Florence E. Taylor: Pioneering North Carolina Girls’ Basketball

Florence E. Taylor played a pivotal role in the growth of girls’ basketball in North Carolina. Known as the “Mother of Girls’ Basketball” in the state, her involvement in organizing leagues, clinics, and camps facilitated the spread of the sport throughout North Carolina, ultimately inspiring countless young women to take part in the game.

The sacrifices and strides made by these unsung heroes, and many others like them, have left an indelible mark on women’s basketball history. Their passion, determination, and vision planted the seeds for the phenomenal growth and influence that women’s basketball enjoys today.

Frequently Asked Questions

In this section, we’ve compiled some of the most common questions and answers semantically related to this blog post, providing a general overview and concise responses to key points about women’s basketball in its early years. Curious readers can easily get the information they seek to further expand their knowledge of women’s basketball history.

1. Who is considered the “Mother of Women’s Basketball”?

Senda Berenson is known as the “Mother of Women’s Basketball.” A physical education instructor at Smith College, she adapted the original rules of the game to create a version suitable for female players and introduced the first women’s basketball game in 1892.

2. When was the first women’s basketball game played?

The first women’s basketball game, adapted by Senda Berenson, took place at Smith College in 1892.

3. Was the early version of women’s basketball different from the men’s game?

Yes, the early version of women’s basketball had different rules to make it more suitable for female players. For example, the court was divided into three sections, limiting players’ movement to their designated areas and reducing physical contact among players.

4. What were some of the early women’s basketball teams?

Some early women’s basketball teams included the Girls’ Commercial High School Team in New York City and the All American Red Heads, the first professional women’s basketball team.

5. Did women’s basketball exist internationally in the early years of the sport?

Yes, women’s basketball gradually expanded globally, with the first significant international competition being the FIBA Women’s European Championship in 1953. The FIBA Women’s World Cup followed soon after, and later, the first women’s Olympic basketball competition took place in 1976.

6. How did women contribute to basketball aside from playing?

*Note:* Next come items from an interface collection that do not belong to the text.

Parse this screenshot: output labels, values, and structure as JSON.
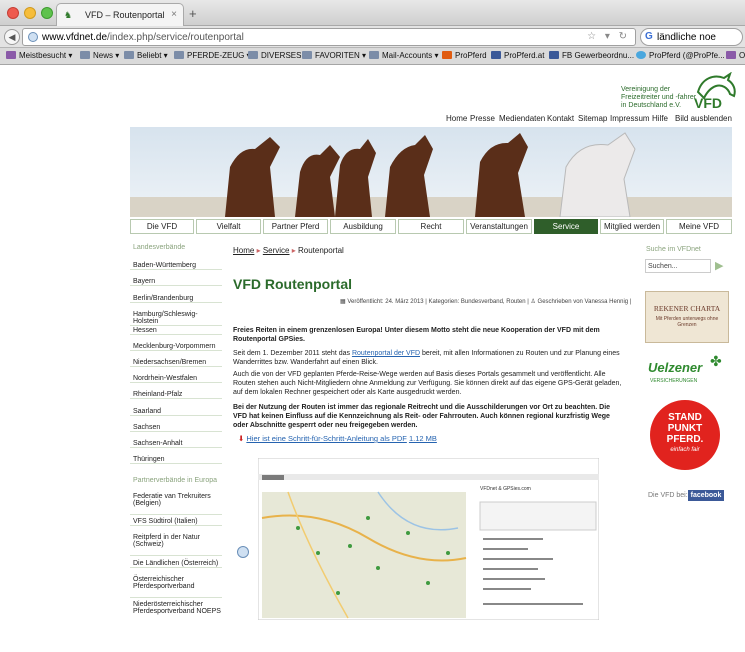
{
  "browser": {
    "tab_title": "VFD – Routenportal",
    "url_host": "www.vfdnet.de",
    "url_path": "/index.php/service/routenportal",
    "search_value": "ländliche noe"
  },
  "bookmarks": [
    {
      "label": "Meistbesucht ▾",
      "icon": "folder"
    },
    {
      "label": "News ▾",
      "icon": "folder"
    },
    {
      "label": "Beliebt ▾",
      "icon": "folder"
    },
    {
      "label": "PFERDE-ZEUG ▾",
      "icon": "folder"
    },
    {
      "label": "DIVERSES ▾",
      "icon": "folder"
    },
    {
      "label": "FAVORITEN ▾",
      "icon": "folder"
    },
    {
      "label": "Mail-Accounts ▾",
      "icon": "folder"
    },
    {
      "label": "ProPferd",
      "icon": "pf"
    },
    {
      "label": "ProPferd.at",
      "icon": "fb"
    },
    {
      "label": "FB Gewerbeordnu...",
      "icon": "fb"
    },
    {
      "label": "ProPferd (@ProPfe...",
      "icon": "tw"
    },
    {
      "label": "Of",
      "icon": "mb"
    }
  ],
  "site": {
    "logo_text": "Vereinigung der Freizeitreiter und -fahrer in Deutschland e.V.",
    "logo_mark": "VFD",
    "top_nav": [
      "Home",
      "Presse",
      "Mediendaten",
      "Kontakt",
      "Sitemap",
      "Impressum",
      "Hilfe",
      "Bild ausblenden"
    ],
    "main_nav": [
      "Die VFD",
      "Vielfalt",
      "Partner Pferd",
      "Ausbildung",
      "Recht",
      "Veranstaltungen",
      "Service",
      "Mitglied werden",
      "Meine VFD"
    ],
    "active_nav": "Service"
  },
  "sidebar": {
    "heading1": "Landesverbände",
    "states": [
      "Baden-Württemberg",
      "Bayern",
      "Berlin/Brandenburg",
      "Hamburg/Schleswig-Holstein",
      "Hessen",
      "Mecklenburg-Vorpommern",
      "Niedersachsen/Bremen",
      "Nordrhein-Westfalen",
      "Rheinland-Pfalz",
      "Saarland",
      "Sachsen",
      "Sachsen-Anhalt",
      "Thüringen"
    ],
    "heading2": "Partnerverbände in Europa",
    "partners": [
      "Federatie van Trekruiters (Belgien)",
      "VFS Südtirol (Italien)",
      "Reitpferd in der Natur (Schweiz)",
      "Die Ländlichen (Österreich)",
      "Österreichischer Pferdesportverband",
      "Niederösterreichischer Pferdesportverband NOEPS"
    ]
  },
  "breadcrumb": [
    "Home",
    "Service",
    "Routenportal"
  ],
  "article": {
    "title": "VFD Routenportal",
    "meta_date": "Veröffentlicht: 24. März 2013 | ",
    "meta_cat": "Kategorien: Bundesverband, Routen | ",
    "meta_author": "Geschrieben von Vanessa Hennig |",
    "intro": "Freies Reiten in einem grenzenlosen Europa! Unter diesem Motto steht die neue Kooperation der VFD mit dem Routenportal GPSies.",
    "p1_before": "Seit dem 1. Dezember 2011 steht das ",
    "p1_link": "Routenportal der VFD",
    "p1_after": " bereit, mit allen Informationen zu Routen und zur Planung eines Wanderrittes bzw. Wanderfahrt auf einen Blick.",
    "p2": "Auch die von der VFD geplanten Pferde-Reise-Wege werden auf Basis dieses Portals gesammelt und veröffentlicht. Alle Routen stehen auch Nicht-Mitgliedern ohne Anmeldung zur Verfügung. Sie können direkt auf das eigene GPS-Gerät geladen, auf dem lokalen Rechner gespeichert oder als Karte ausgedruckt werden.",
    "p3": "Bei der Nutzung der Routen ist immer das regionale Reitrecht und die Ausschilderungen vor Ort zu beachten. Die VFD hat keinen Einfluss auf die Kennzeichnung als Reit- oder Fahrrouten. Auch können regional kurzfristig Wege oder Abschnitte gesperrt oder neu freigegeben werden.",
    "pdf_link": "Hier ist eine Schritt-für-Schritt-Anleitung als PDF",
    "pdf_size": "1.12 MB",
    "screenshot_caption": "VFDnet & GPSies.com"
  },
  "right": {
    "search_heading": "Suche im VFDnet",
    "search_placeholder": "Suchen...",
    "ad1": "REKENER CHARTA",
    "ad1_sub": "Mit Pferden unterwegs ohne Grenzen",
    "ad2": "Uelzener",
    "ad2_sub": "VERSICHERUNGEN",
    "ad3_l1": "STAND",
    "ad3_l2": "PUNKT",
    "ad3_l3": "PFERD.",
    "ad3_sub": "einfach fair",
    "fb_label": "Die VFD bei:",
    "fb_brand": "facebook"
  }
}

Women significantly contributed to basketball through coaching, officiating, and advocating for the growth of the sport. Figures like Lillian M. Ford, Nera White, and Cathy Rush championed women’s basketball, breaking barriers and creating opportunities.

7. Who organized the early women’s college basketball teams?

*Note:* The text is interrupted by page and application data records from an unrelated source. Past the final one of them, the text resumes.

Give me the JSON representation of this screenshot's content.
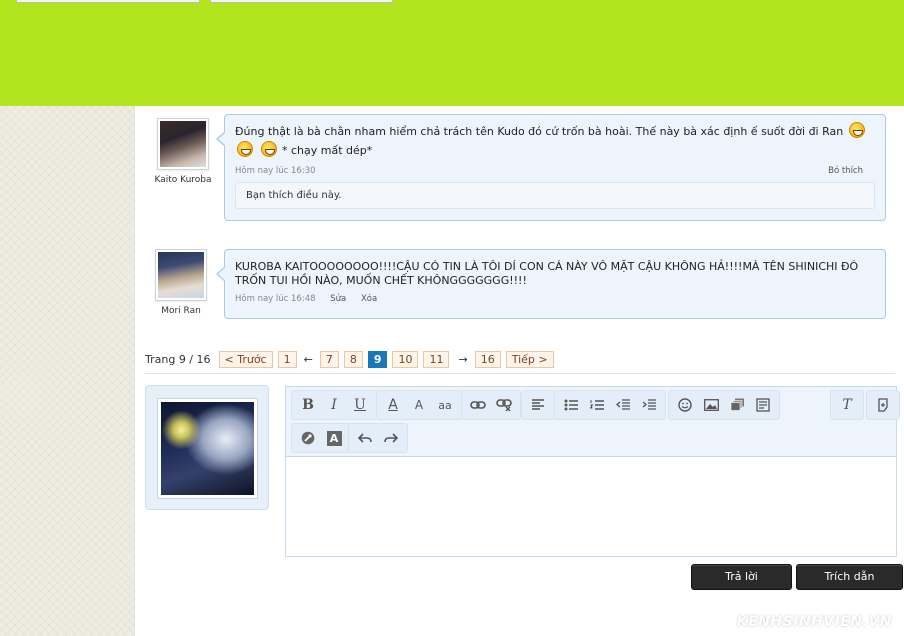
{
  "header": {},
  "posts": [
    {
      "username": "Kaito Kuroba",
      "avatar_icon": "avatar-kaito",
      "message_part1": "Đúng thật là bà chằn nham hiểm chả trách tên Kudo đó cứ trốn bà hoài. Thế này bà xác định ế suốt đời đi Ran",
      "message_part2": "* chạy mất dép*",
      "smiley_icon": "laughing-smiley-icon",
      "time": "Hôm nay lúc 16:30",
      "like_label": "Bỏ thích",
      "likes_text": "Bạn thích điều này."
    },
    {
      "username": "Mori Ran",
      "avatar_icon": "avatar-ran",
      "message": "KUROBA KAITOOOOOOOO!!!!CẬU CÓ TIN LÀ TÔI DÍ CON CÁ NÀY VÔ MẶT CẬU KHÔNG HẢ!!!!MÀ TÊN SHINICHI ĐÓ TRỐN TUI HỒI NÀO, MUỐN CHẾT KHÔNGGGGGGG!!!!",
      "time": "Hôm nay lúc 16:48",
      "edit_label": "Sửa",
      "delete_label": "Xóa"
    }
  ],
  "pagination": {
    "label": "Trang 9 / 16",
    "prev": "< Trước",
    "first": "1",
    "left_arrow": "←",
    "pages": [
      "7",
      "8",
      "9",
      "10",
      "11"
    ],
    "current": "9",
    "right_arrow": "→",
    "last": "16",
    "next": "Tiếp >"
  },
  "editor": {
    "toolbar_icons": [
      "bold-icon",
      "italic-icon",
      "underline-icon",
      "text-color-icon",
      "font-size-icon",
      "font-family-icon",
      "link-icon",
      "unlink-icon",
      "align-icon",
      "bullet-list-icon",
      "numbered-list-icon",
      "outdent-icon",
      "indent-icon",
      "smilie-icon",
      "image-icon",
      "media-icon",
      "insert-more-icon",
      "remove-format-icon",
      "toggle-bbcode-icon",
      "wrench-icon",
      "font-icon",
      "undo-icon",
      "redo-icon"
    ],
    "glyphs": {
      "bold": "B",
      "italic": "I",
      "underline": "U",
      "text_color": "A",
      "font_size": "A",
      "font_family": "aa",
      "remove_format": "T",
      "font": "A"
    }
  },
  "buttons": {
    "reply": "Trả lời",
    "quote": "Trích dẫn"
  },
  "watermark": "KENHSINHVIEN.VN",
  "colors": {
    "header": "#b3e51f",
    "bubble_bg": "#edf4fc",
    "bubble_border": "#a9cce6",
    "current_page": "#1b78b8",
    "button_bg": "#2a2a2a"
  }
}
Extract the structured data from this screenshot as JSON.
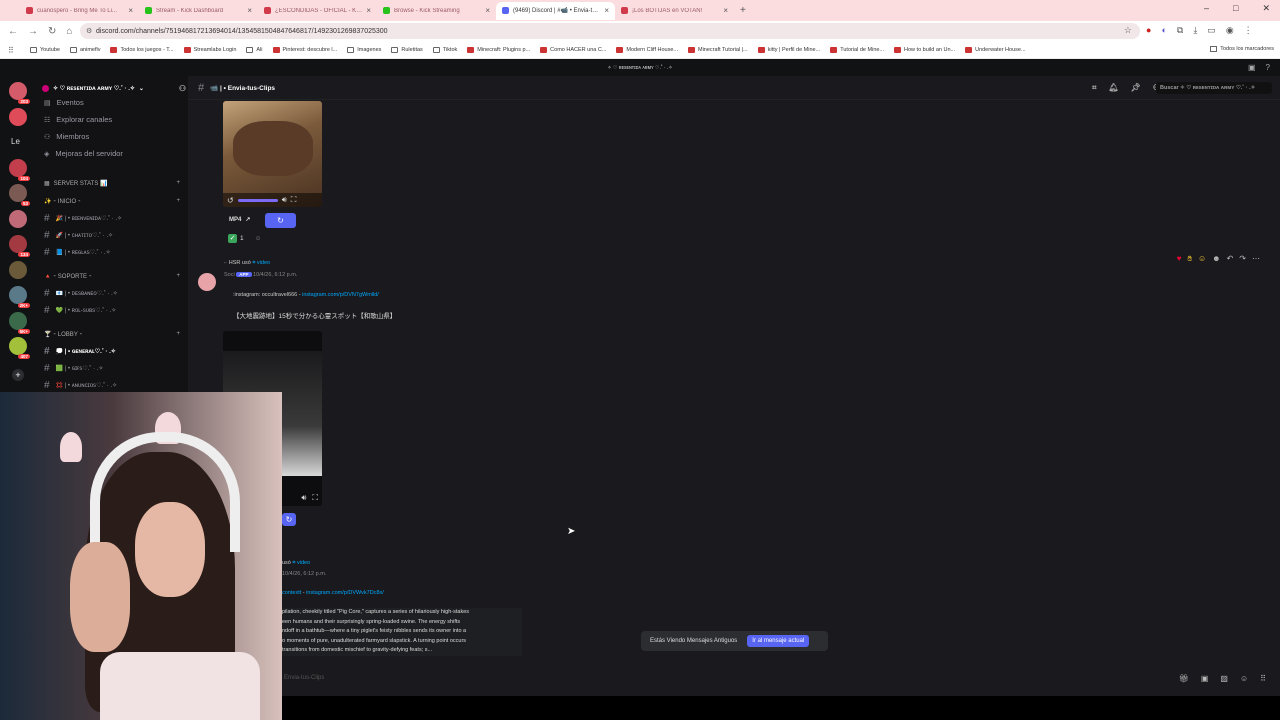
{
  "browser": {
    "tabs": [
      {
        "title": "cuanospero - Bring Me To Li...",
        "color": "#d03a4a",
        "active": false
      },
      {
        "title": "Stream - Kick Dashboard",
        "color": "#27c21a",
        "active": false
      },
      {
        "title": "¿ESCONDIDAS - OFICIAL - Ki...",
        "color": "#d03a4a",
        "active": false
      },
      {
        "title": "Browse - Kick Streaming",
        "color": "#27c21a",
        "active": false
      },
      {
        "title": "(9469) Discord | #📹 • Envia-tu...",
        "color": "#5865f2",
        "active": true
      },
      {
        "title": "¡Los BOTIJAS en VOTAN!",
        "color": "#d03a4a",
        "active": false
      }
    ],
    "url": "discord.com/channels/751946817213694014/1354581504847646817/1492301269837025300",
    "bookmarks": [
      "Youtube",
      "animeflv",
      "Todos los juegos - T...",
      "Streamlabs Login",
      "Ali",
      "Pinterest: descubre l...",
      "Imagenes",
      "Ruletitas",
      "Tiktok",
      "Minecraft: Plugins p...",
      "Como HACER una C...",
      "Modern Cliff House...",
      "Minecraft Tutorial |...",
      "kitty | Perfil de Mine...",
      "Tutorial de Mine...",
      "How to build an Un...",
      "Underwater House..."
    ],
    "bookmarks_right": "Todos los marcadores"
  },
  "discord": {
    "window_title": "✧ ♡ ʀᴇsᴇɴᴛɪᴅᴀ ᴀʀᴍʏ ♡.˚ · .✧",
    "guilds": [
      {
        "badge": "203",
        "color": "#d35b6a"
      },
      {
        "badge": "",
        "color": "#e04b5a"
      },
      {
        "text": "Le"
      },
      {
        "badge": "104",
        "color": "#c23e4d"
      },
      {
        "badge": "53",
        "color": "#7a5a52"
      },
      {
        "badge": "",
        "color": "#c06a78"
      },
      {
        "badge": "134",
        "color": "#a33a42"
      },
      {
        "badge": "",
        "color": "#6a5a3a"
      },
      {
        "badge": "2K+",
        "color": "#5a7a8a"
      },
      {
        "badge": "5K+",
        "color": "#3a6a4a"
      },
      {
        "badge": "407",
        "color": "#a3c03a"
      }
    ],
    "server": {
      "name": "✧ ♡ ʀᴇsᴇɴᴛɪᴅᴀ ᴀʀᴍʏ ♡.˚ · .✧",
      "top_items": [
        "Eventos",
        "Explorar canales",
        "Miembros",
        "Mejoras del servidor"
      ],
      "server_stats": "SERVER STATS 📊",
      "categories": [
        {
          "name": "✨ ⁃ INICIO ⁃",
          "channels": [
            "🎉 | • ʙɪᴇɴᴠᴇɴɪᴅᴀ♡.˚ · .✧",
            "🚀 | • ᴄʜᴀᴛɪᴛᴏ♡.˚ · .✧",
            "📘 | • ʀᴇɢʟᴀs♡.˚ · .✧"
          ]
        },
        {
          "name": "🔺 ⁃ SOPORTE ⁃",
          "channels": [
            "📧 | • ᴅᴇsʙᴀɴᴇᴏ♡.˚ · .✧",
            "💚 | • ʀᴏʟ-sᴜʙs♡.˚ · .✧"
          ]
        },
        {
          "name": "🍸 ⁃ LOBBY ⁃",
          "channels": [
            "💭 | • ɢᴇɴᴇʀᴀʟ♡.˚ · .✧",
            "🟩 | • ɢɪғs♡.˚ · .✧",
            "💢 | • ᴀɴᴜɴᴄɪᴏs♡.˚ · .✧"
          ]
        }
      ]
    },
    "channel": {
      "name": "📹 | • Envia-tus-Clips",
      "search_placeholder": "Buscar ✧ ♡ ʀᴇsᴇɴᴛɪᴅᴀ ᴀʀᴍʏ ♡.˚ · .✧"
    },
    "messages": {
      "m1": {
        "format": "MP4",
        "reaction_count": "1"
      },
      "m2": {
        "reply_user": "HSR",
        "reply_action": "usó",
        "reply_cmd": "⌗ video",
        "author": "Soci",
        "app_tag": "APP",
        "timestamp": "10/4/26, 6:12 p.m.",
        "source_user": ":instagram: occultravel666",
        "source_link": "instagram.com/p/DVN7gWmlld/",
        "caption": "【大地震跡地】15秒で分かる心霊スポット【和歌山県】"
      },
      "m3": {
        "reply_action": "usó",
        "reply_cmd": "⌗ video",
        "timestamp": "10/4/26, 6:12 p.m.",
        "source_user": "contextt",
        "source_link": "instagram.com/p/DVWvk7Dc8x/",
        "lines": [
          "pilation, cheekily titled \"Pig Core,\" captures a series of hilariously high-stakes",
          "een humans and their surprisingly spring-loaded swine. The energy shifts",
          "ndoff in a bathtub—where a tiny piglet's feisty nibbles sends its owner into a",
          "o moments of pure, unadulterated farmyard slapstick. A turning point occurs",
          "transitions from domestic mischief to gravity-defying feats; s..."
        ]
      }
    },
    "toast": {
      "text": "Estás Viendo Mensajes Antiguos",
      "button": "Ir al mensaje actual"
    },
    "composer_placeholder": "Envia-tus-Clips"
  }
}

Educational institutions such as Mount Holyoke, Sophie Newcomb College, and the University of California at Berkeley were among the pioneers that established women’s basketball programs in the early years of the sport.

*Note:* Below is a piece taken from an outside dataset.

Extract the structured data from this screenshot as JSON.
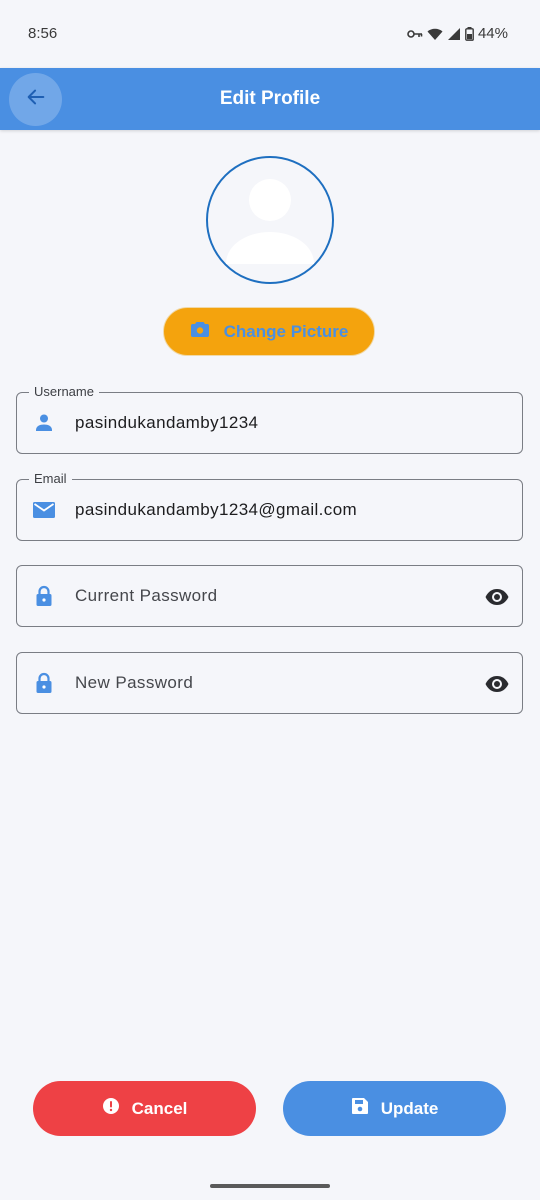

8. What was the All American Red Heads team known for?

The All American Red Heads were known for being the first professional women’s basketball team, challenging gender norms and showcasing exceptional talent and skill. They also wore signature red-haired wigs during their games, generating attention and attracting new fans.

9. What is the legacy of women in the early years of basketball?

The legacy of women in the early years of basketball includes the establishment of a strong foundation for women’s basketball, significant growth in the sport, breaking down barriers for female participation, and inspiring future generations of women to take part in the game.

10. How has women’s basketball evolved since its early years?

Since its early years, women’s basketball has evolved into a dynamic and influential game, attracting global talent and competition. The establishment of the WNBA, collegiate and professional leagues, international tournaments, and an increasing fanbase are all testaments to the strides the sport has taken thanks to the pioneers of its early years.

Other Categories

Featured Posts

    No pillar pages found.